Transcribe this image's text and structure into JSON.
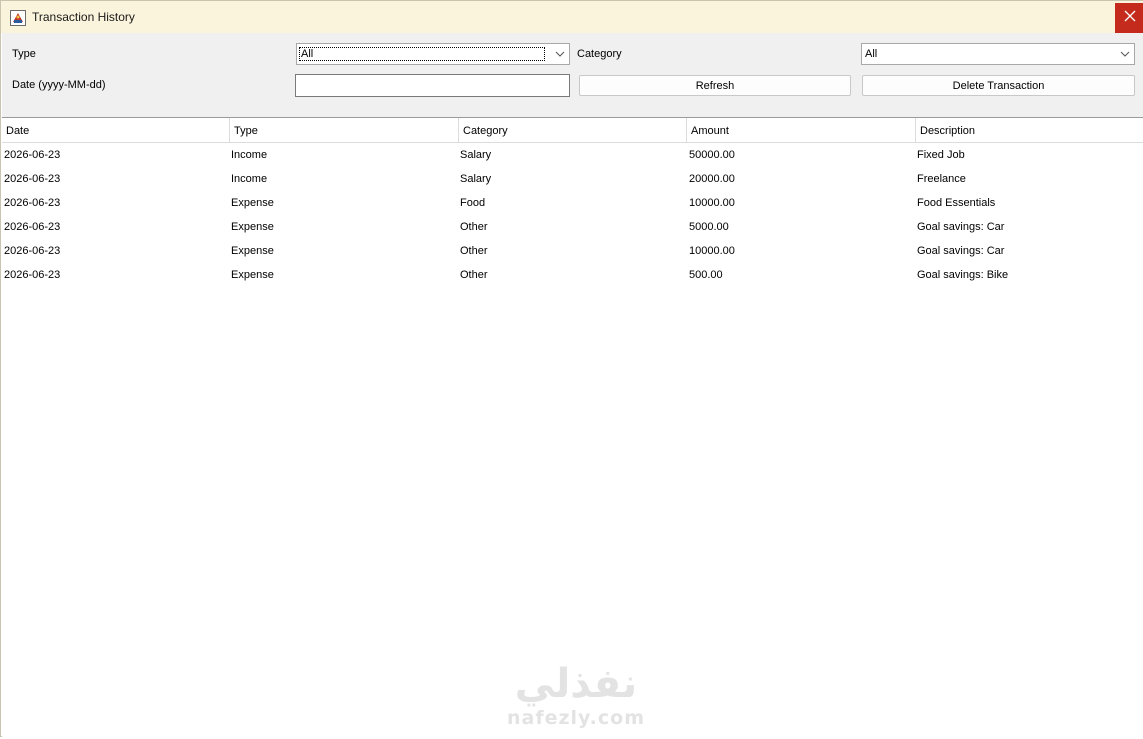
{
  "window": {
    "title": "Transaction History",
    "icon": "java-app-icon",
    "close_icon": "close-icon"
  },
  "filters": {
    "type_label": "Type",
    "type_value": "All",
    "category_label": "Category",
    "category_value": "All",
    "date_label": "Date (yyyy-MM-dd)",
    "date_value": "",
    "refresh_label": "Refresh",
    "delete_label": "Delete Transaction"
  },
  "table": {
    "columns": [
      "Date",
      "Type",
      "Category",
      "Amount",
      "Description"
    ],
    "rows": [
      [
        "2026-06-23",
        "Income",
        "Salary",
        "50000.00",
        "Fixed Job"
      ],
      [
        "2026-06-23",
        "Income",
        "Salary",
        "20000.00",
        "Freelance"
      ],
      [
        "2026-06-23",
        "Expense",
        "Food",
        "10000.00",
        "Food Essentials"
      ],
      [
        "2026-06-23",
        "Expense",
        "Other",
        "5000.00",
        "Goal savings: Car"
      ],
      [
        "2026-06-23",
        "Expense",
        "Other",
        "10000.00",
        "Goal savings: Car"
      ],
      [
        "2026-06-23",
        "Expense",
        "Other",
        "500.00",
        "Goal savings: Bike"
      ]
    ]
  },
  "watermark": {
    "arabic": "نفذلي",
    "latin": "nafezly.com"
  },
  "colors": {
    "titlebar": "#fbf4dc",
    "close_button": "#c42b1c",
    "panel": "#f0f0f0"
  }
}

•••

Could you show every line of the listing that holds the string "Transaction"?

-- TASK RESPONSE --
    "title": "Transaction History",
    "delete_label": "Delete Transaction"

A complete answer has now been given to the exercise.